This spring we put two new raised beds in our garden and filled the beds with a mixture of our own Living Worm Compost and a topsoil blend that we purchased from our favorite local supplier. I planted my early crops, weeded and waited.
About a week before my pak choi cabbages were ready to harvest I noticed they were not growing as well as they should have been. So being a curious gardener, I investigated, both above and below the ground!
In the soil I noticed a small reddish-brown worm-like creature that I had never encountered before.
Folks, my lovely topsoil blend that I bought from our favorite local supplier came with its own batch of wireworms! And wireworms, it turns out, are bad news. They eat the roots of plants, attack seedlings, and bore holes into potatoes, radishes, and carrots.
I promptly called the local supplier to let them know they sold me tainted soil and asked them for suggestions on ridding my garden of these nasty critters. Unfortunately their only solutions involved chemicals, and lots of them! No thank you!
So like any good Master Gardener worth her weight in compost, I did a bit of my own research. I soon discovered that beneficial nematodes would do the trick and clear these things right up.
Now, what in the world is a beneficial nematode you ask? Let me explain. Beneficial Nematodes (Steinernema feltiae) are effective killers of any pest that lives in or on the soil, but they’re safe for humans, pets, plants, and earthworms. These amazing microscopic parasites continue working in your soil for 18 months after application.

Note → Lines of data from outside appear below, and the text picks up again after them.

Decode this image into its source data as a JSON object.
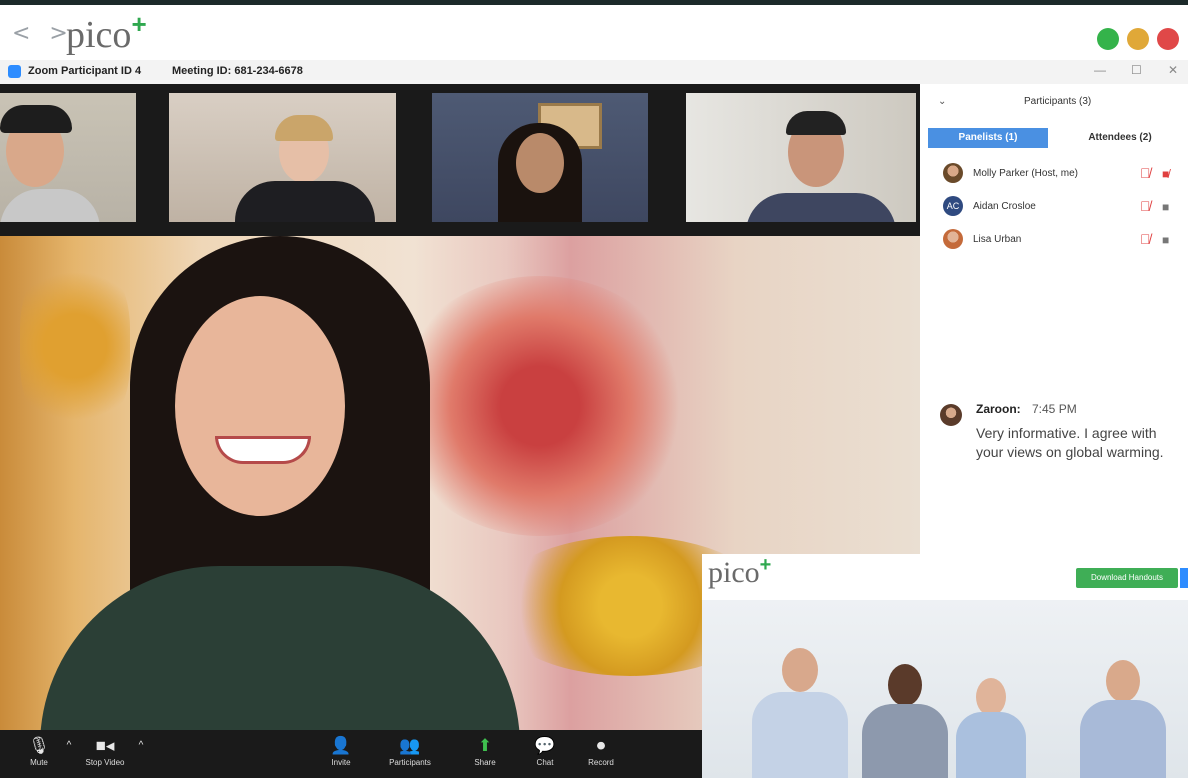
{
  "browser": {
    "nav_arrows": "< >",
    "brand": "pico",
    "brand_plus": "+",
    "window_dots": [
      "#34b34a",
      "#e0a838",
      "#e04848"
    ]
  },
  "window": {
    "title": "Zoom Participant ID 4",
    "meeting_id": "Meeting ID: 681-234-6678",
    "controls": [
      "—",
      "☐",
      "✕"
    ]
  },
  "controls": [
    {
      "label": "Mute",
      "icon": "microphone-icon",
      "glyph": "🎙"
    },
    {
      "label": "Stop Video",
      "icon": "video-camera-icon",
      "glyph": "■◂"
    },
    {
      "label": "Invite",
      "icon": "invite-icon",
      "glyph": "👤"
    },
    {
      "label": "Participants",
      "icon": "participants-icon",
      "glyph": "👥"
    },
    {
      "label": "Share",
      "icon": "share-screen-icon",
      "glyph": "⬆"
    },
    {
      "label": "Chat",
      "icon": "chat-icon",
      "glyph": "💬"
    },
    {
      "label": "Record",
      "icon": "record-icon",
      "glyph": "⏺"
    }
  ],
  "panel": {
    "title": "Participants (3)",
    "tabs": [
      "Panelists (1)",
      "Attendees (2)"
    ],
    "participants": [
      {
        "name": "Molly Parker (Host, me)",
        "initials": "",
        "avatar_color": "#8a6a4a"
      },
      {
        "name": "Aidan Crosloe",
        "initials": "AC",
        "avatar_color": "#2f4a80"
      },
      {
        "name": "Lisa Urban",
        "initials": "",
        "avatar_color": "#c46a3a"
      }
    ],
    "chat": {
      "sender": "Zaroon:",
      "time": "7:45 PM",
      "message": "Very informative. I agree with your views on global warming."
    }
  },
  "overlay": {
    "brand": "pico",
    "brand_plus": "+",
    "button": "Download Handouts"
  }
}
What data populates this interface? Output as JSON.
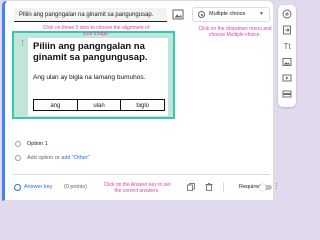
{
  "question": {
    "title": "Piliin ang pangngalan na ginamit sa pangungusap.",
    "type_label": "Multiple choice"
  },
  "image": {
    "title": "Piliin ang pangngalan na ginamit sa pangungusap.",
    "sentence": "Ang ulan ay bigla na lamang bumuhos.",
    "choices": [
      "ang",
      "ulan",
      "biglo"
    ]
  },
  "hints": {
    "dropdown": "Click on the dropdown menu and choose Multiple choice.",
    "dots": "Click on these 3 dots to choose the alignment of your image.",
    "answer_key": "Click on the Answer key to set the correct answers."
  },
  "options": [
    {
      "label": "Option 1"
    }
  ],
  "add_option": {
    "add_label": "Add option",
    "or_label": "or",
    "other_label": "add \"Other\""
  },
  "footer": {
    "answer_key_label": "Answer key",
    "points_label": "(0 points)",
    "required_label": "Required",
    "required_on": false
  },
  "colors": {
    "accent": "#4285f4",
    "link": "#1a73e8",
    "hint": "#e040a8",
    "image_border": "#36c9b0",
    "image_bg": "#bfe6d8",
    "page_bg": "#e2d9ef"
  },
  "icons": {
    "question_image": "image-icon",
    "type_select": "radio-button-icon",
    "drag": "drag-dots-icon",
    "answer_key": "check-circle-icon",
    "duplicate": "copy-icon",
    "delete": "trash-icon",
    "more": "more-vert-icon",
    "side": [
      "add-circle-icon",
      "import-icon",
      "title-icon",
      "image-icon",
      "video-icon",
      "section-icon"
    ]
  }
}
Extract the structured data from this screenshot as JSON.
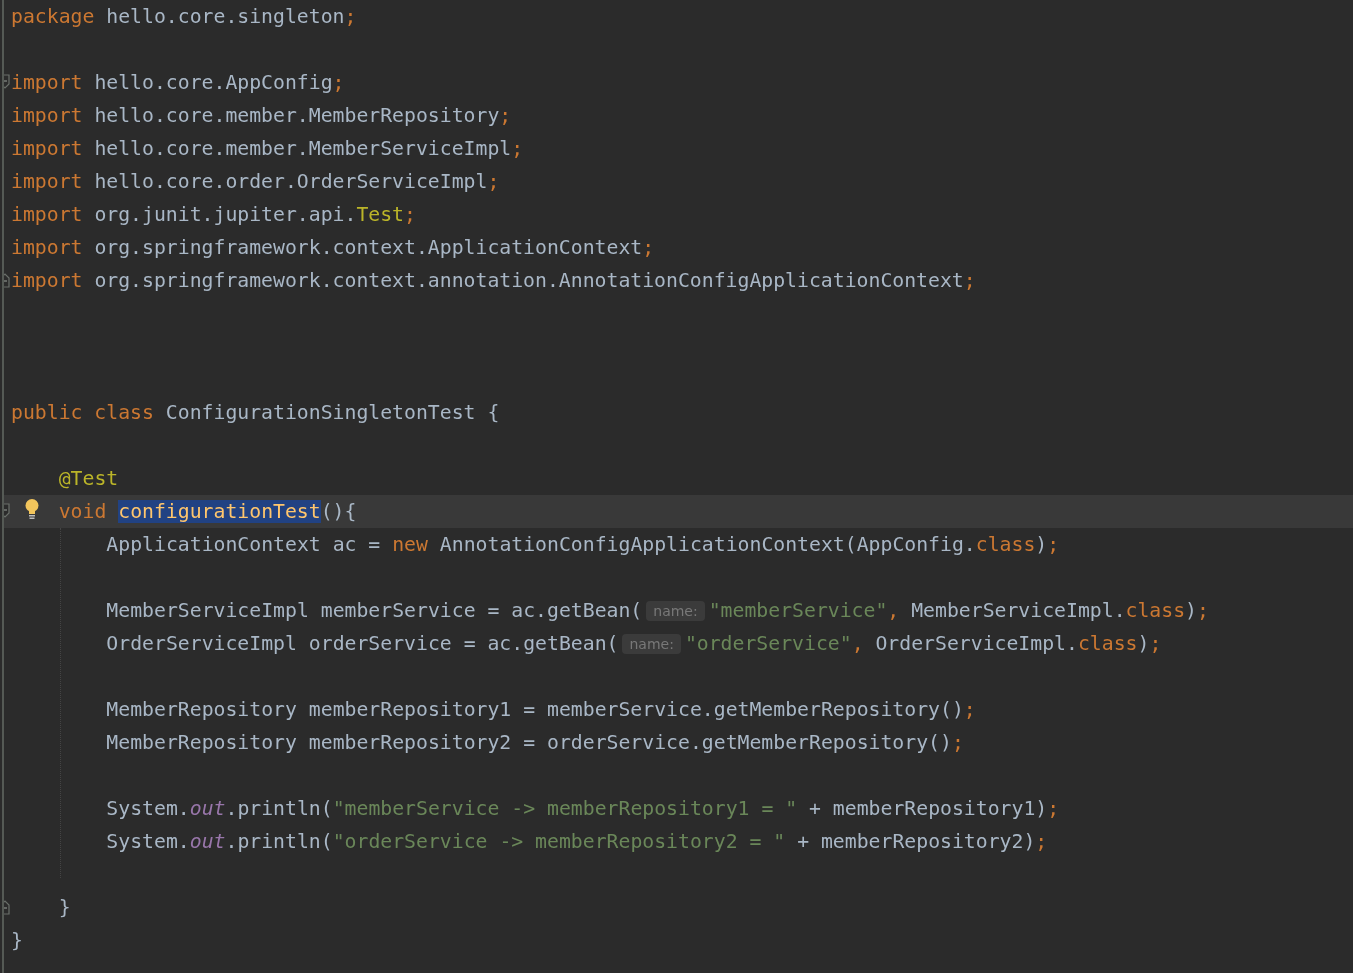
{
  "editor": {
    "lines": [
      {
        "segments": [
          {
            "kind": "code",
            "tokens": [
              {
                "text": "package",
                "kind": "kw"
              },
              {
                "text": " hello.core.singleton",
                "kind": "id"
              },
              {
                "text": ";",
                "kind": "kw"
              }
            ]
          }
        ]
      },
      {
        "gap_before": true,
        "fold_start": true,
        "segments": [
          {
            "kind": "code",
            "tokens": [
              {
                "text": "import",
                "kind": "kw"
              },
              {
                "text": " hello.core.AppConfig",
                "kind": "id"
              },
              {
                "text": ";",
                "kind": "kw"
              }
            ]
          }
        ]
      },
      {
        "segments": [
          {
            "kind": "code",
            "tokens": [
              {
                "text": "import",
                "kind": "kw"
              },
              {
                "text": " hello.core.member.MemberRepository",
                "kind": "id"
              },
              {
                "text": ";",
                "kind": "kw"
              }
            ]
          }
        ]
      },
      {
        "segments": [
          {
            "kind": "code",
            "tokens": [
              {
                "text": "import",
                "kind": "kw"
              },
              {
                "text": " hello.core.member.MemberServiceImpl",
                "kind": "id"
              },
              {
                "text": ";",
                "kind": "kw"
              }
            ]
          }
        ]
      },
      {
        "segments": [
          {
            "kind": "code",
            "tokens": [
              {
                "text": "import",
                "kind": "kw"
              },
              {
                "text": " hello.core.order.OrderServiceImpl",
                "kind": "id"
              },
              {
                "text": ";",
                "kind": "kw"
              }
            ]
          }
        ]
      },
      {
        "segments": [
          {
            "kind": "code",
            "tokens": [
              {
                "text": "import",
                "kind": "kw"
              },
              {
                "text": " org.junit.jupiter.api.",
                "kind": "id"
              },
              {
                "text": "Test",
                "kind": "ann"
              },
              {
                "text": ";",
                "kind": "kw"
              }
            ]
          }
        ]
      },
      {
        "segments": [
          {
            "kind": "code",
            "tokens": [
              {
                "text": "import",
                "kind": "kw"
              },
              {
                "text": " org.springframework.context.ApplicationContext",
                "kind": "id"
              },
              {
                "text": ";",
                "kind": "kw"
              }
            ]
          }
        ]
      },
      {
        "fold_end": true,
        "segments": [
          {
            "kind": "code",
            "tokens": [
              {
                "text": "import",
                "kind": "kw"
              },
              {
                "text": " org.springframework.context.annotation.AnnotationConfigApplicationContext",
                "kind": "id"
              },
              {
                "text": ";",
                "kind": "kw"
              }
            ]
          }
        ]
      },
      {
        "gap_before": true,
        "wide_gap": true,
        "segments": [
          {
            "kind": "code",
            "tokens": [
              {
                "text": "public class",
                "kind": "kw"
              },
              {
                "text": " ConfigurationSingletonTest {",
                "kind": "id"
              }
            ]
          }
        ],
        "children": [
          {
            "gap_before": true,
            "segments": [
              {
                "kind": "code",
                "tokens": [
                  {
                    "text": "@Test",
                    "kind": "ann"
                  }
                ]
              }
            ]
          },
          {
            "fold_start": true,
            "current": true,
            "bulb": true,
            "segments": [
              {
                "kind": "code",
                "tokens": [
                  {
                    "text": "void ",
                    "kind": "kw"
                  },
                  {
                    "text": "configurationTest",
                    "kind": "decl",
                    "selected": true
                  },
                  {
                    "text": "(){",
                    "kind": "id"
                  }
                ]
              }
            ],
            "children": [
              {
                "segments": [
                  {
                    "kind": "code",
                    "tokens": [
                      {
                        "text": "ApplicationContext ac = ",
                        "kind": "id"
                      },
                      {
                        "text": "new",
                        "kind": "kw"
                      },
                      {
                        "text": " AnnotationConfigApplicationContext(AppConfig.",
                        "kind": "id"
                      },
                      {
                        "text": "class",
                        "kind": "kw"
                      },
                      {
                        "text": ")",
                        "kind": "id"
                      },
                      {
                        "text": ";",
                        "kind": "kw"
                      }
                    ]
                  }
                ]
              },
              {
                "gap_before": true,
                "segments": [
                  {
                    "kind": "code",
                    "tokens": [
                      {
                        "text": "MemberServiceImpl memberService = ac.getBean(",
                        "kind": "id"
                      }
                    ]
                  },
                  {
                    "kind": "hint",
                    "text": "name:"
                  },
                  {
                    "kind": "code",
                    "tokens": [
                      {
                        "text": "\"memberService\"",
                        "kind": "str"
                      },
                      {
                        "text": ",",
                        "kind": "kw"
                      },
                      {
                        "text": " MemberServiceImpl.",
                        "kind": "id"
                      },
                      {
                        "text": "class",
                        "kind": "kw"
                      },
                      {
                        "text": ")",
                        "kind": "id"
                      },
                      {
                        "text": ";",
                        "kind": "kw"
                      }
                    ]
                  }
                ]
              },
              {
                "segments": [
                  {
                    "kind": "code",
                    "tokens": [
                      {
                        "text": "OrderServiceImpl orderService = ac.getBean(",
                        "kind": "id"
                      }
                    ]
                  },
                  {
                    "kind": "hint",
                    "text": "name:"
                  },
                  {
                    "kind": "code",
                    "tokens": [
                      {
                        "text": "\"orderService\"",
                        "kind": "str"
                      },
                      {
                        "text": ",",
                        "kind": "kw"
                      },
                      {
                        "text": " OrderServiceImpl.",
                        "kind": "id"
                      },
                      {
                        "text": "class",
                        "kind": "kw"
                      },
                      {
                        "text": ")",
                        "kind": "id"
                      },
                      {
                        "text": ";",
                        "kind": "kw"
                      }
                    ]
                  }
                ]
              },
              {
                "gap_before": true,
                "segments": [
                  {
                    "kind": "code",
                    "tokens": [
                      {
                        "text": "MemberRepository memberRepository1 = memberService.getMemberRepository()",
                        "kind": "id"
                      },
                      {
                        "text": ";",
                        "kind": "kw"
                      }
                    ]
                  }
                ]
              },
              {
                "segments": [
                  {
                    "kind": "code",
                    "tokens": [
                      {
                        "text": "MemberRepository memberRepository2 = orderService.getMemberRepository()",
                        "kind": "id"
                      },
                      {
                        "text": ";",
                        "kind": "kw"
                      }
                    ]
                  }
                ]
              },
              {
                "gap_before": true,
                "segments": [
                  {
                    "kind": "code",
                    "tokens": [
                      {
                        "text": "System.",
                        "kind": "id"
                      },
                      {
                        "text": "out",
                        "kind": "static"
                      },
                      {
                        "text": ".println(",
                        "kind": "id"
                      },
                      {
                        "text": "\"memberService -> memberRepository1 = \"",
                        "kind": "str"
                      },
                      {
                        "text": " + memberRepository1)",
                        "kind": "id"
                      },
                      {
                        "text": ";",
                        "kind": "kw"
                      }
                    ]
                  }
                ]
              },
              {
                "segments": [
                  {
                    "kind": "code",
                    "tokens": [
                      {
                        "text": "System.",
                        "kind": "id"
                      },
                      {
                        "text": "out",
                        "kind": "static"
                      },
                      {
                        "text": ".println(",
                        "kind": "id"
                      },
                      {
                        "text": "\"orderService -> memberRepository2 = \"",
                        "kind": "str"
                      },
                      {
                        "text": " + memberRepository2)",
                        "kind": "id"
                      },
                      {
                        "text": ";",
                        "kind": "kw"
                      }
                    ]
                  }
                ]
              }
            ]
          },
          {
            "gap_before": true,
            "fold_end": true,
            "segments": [
              {
                "kind": "code",
                "tokens": [
                  {
                    "text": "}",
                    "kind": "id"
                  }
                ]
              }
            ]
          }
        ]
      },
      {
        "segments": [
          {
            "kind": "code",
            "tokens": [
              {
                "text": "}",
                "kind": "id"
              }
            ]
          }
        ]
      }
    ]
  }
}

Some of the 230 pests that beneficial nematodes can destroy include wireworms, white grubs, fungus gnats, and black vine weevils…just to name a few. I ended up ordering my nematodes online since the discovery was made on a holiday weekend and I was unable to find them locally.
While I waited for my order to arrive I did try an old-time remedy I found online: I cut a potato in half and stuck a stake in it then buried it in the soil. The wireworms were attracted to the potato and ultimately left my plants alone while I waited for my beneficial nematodes to arrive. (In my opinion, the potato trick was a nice temporary fix, but would not have saved my garden; the beneficial nematodes were absolutely necessary to fix the problem. However, seeing that potato draw in the wireworms did help me feel like I was being proactive while I waited for my nematode delivery.)
Like all organic remedies the beneficial nematodes took a few days to work, and I will have to apply them again next season just to be sure I don’t see wireworms again. But that’s a small price to pay for a pest-free, and chemical-free, garden.
-Corey Veldheer, Certified Master Gardener and owner of Good Sweet Earth
Steve & Corey Veldheer are organic yard & garden specialists in west Michigan.